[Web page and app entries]

▼

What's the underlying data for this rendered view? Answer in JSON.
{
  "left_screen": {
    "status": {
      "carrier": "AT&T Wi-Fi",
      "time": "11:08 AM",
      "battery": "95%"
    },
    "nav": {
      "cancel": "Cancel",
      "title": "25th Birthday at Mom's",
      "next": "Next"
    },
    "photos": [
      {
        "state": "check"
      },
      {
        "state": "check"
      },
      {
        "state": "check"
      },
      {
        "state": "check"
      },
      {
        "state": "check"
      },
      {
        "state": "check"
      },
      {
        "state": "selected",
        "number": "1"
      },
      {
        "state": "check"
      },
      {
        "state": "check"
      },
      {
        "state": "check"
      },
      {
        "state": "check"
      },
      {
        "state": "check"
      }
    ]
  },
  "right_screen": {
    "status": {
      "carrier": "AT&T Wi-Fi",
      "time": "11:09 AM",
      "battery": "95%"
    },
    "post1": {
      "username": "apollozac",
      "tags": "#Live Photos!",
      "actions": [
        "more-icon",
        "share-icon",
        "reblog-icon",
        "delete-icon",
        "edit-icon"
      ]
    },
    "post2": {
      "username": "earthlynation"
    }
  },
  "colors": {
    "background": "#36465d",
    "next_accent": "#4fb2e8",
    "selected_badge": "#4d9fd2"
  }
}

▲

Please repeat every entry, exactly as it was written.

Answer space
What's the underlying data for this rendered view? Answer in JSON.
{
  "left_screen": {
    "status": {
      "carrier": "AT&T Wi-Fi",
      "time": "11:08 AM",
      "battery": "95%"
    },
    "nav": {
      "cancel": "Cancel",
      "title": "25th Birthday at Mom's",
      "next": "Next"
    },
    "photos": [
      {
        "state": "check"
      },
      {
        "state": "check"
      },
      {
        "state": "check"
      },
      {
        "state": "check"
      },
      {
        "state": "check"
      },
      {
        "state": "check"
      },
      {
        "state": "selected",
        "number": "1"
      },
      {
        "state": "check"
      },
      {
        "state": "check"
      },
      {
        "state": "check"
      },
      {
        "state": "check"
      },
      {
        "state": "check"
      }
    ]
  },
  "right_screen": {
    "status": {
      "carrier": "AT&T Wi-Fi",
      "time": "11:09 AM",
      "battery": "95%"
    },
    "post1": {
      "username": "apollozac",
      "tags": "#Live Photos!",
      "actions": [
        "more-icon",
        "share-icon",
        "reblog-icon",
        "delete-icon",
        "edit-icon"
      ]
    },
    "post2": {
      "username": "earthlynation"
    }
  },
  "colors": {
    "background": "#36465d",
    "next_accent": "#4fb2e8",
    "selected_badge": "#4d9fd2"
  }
}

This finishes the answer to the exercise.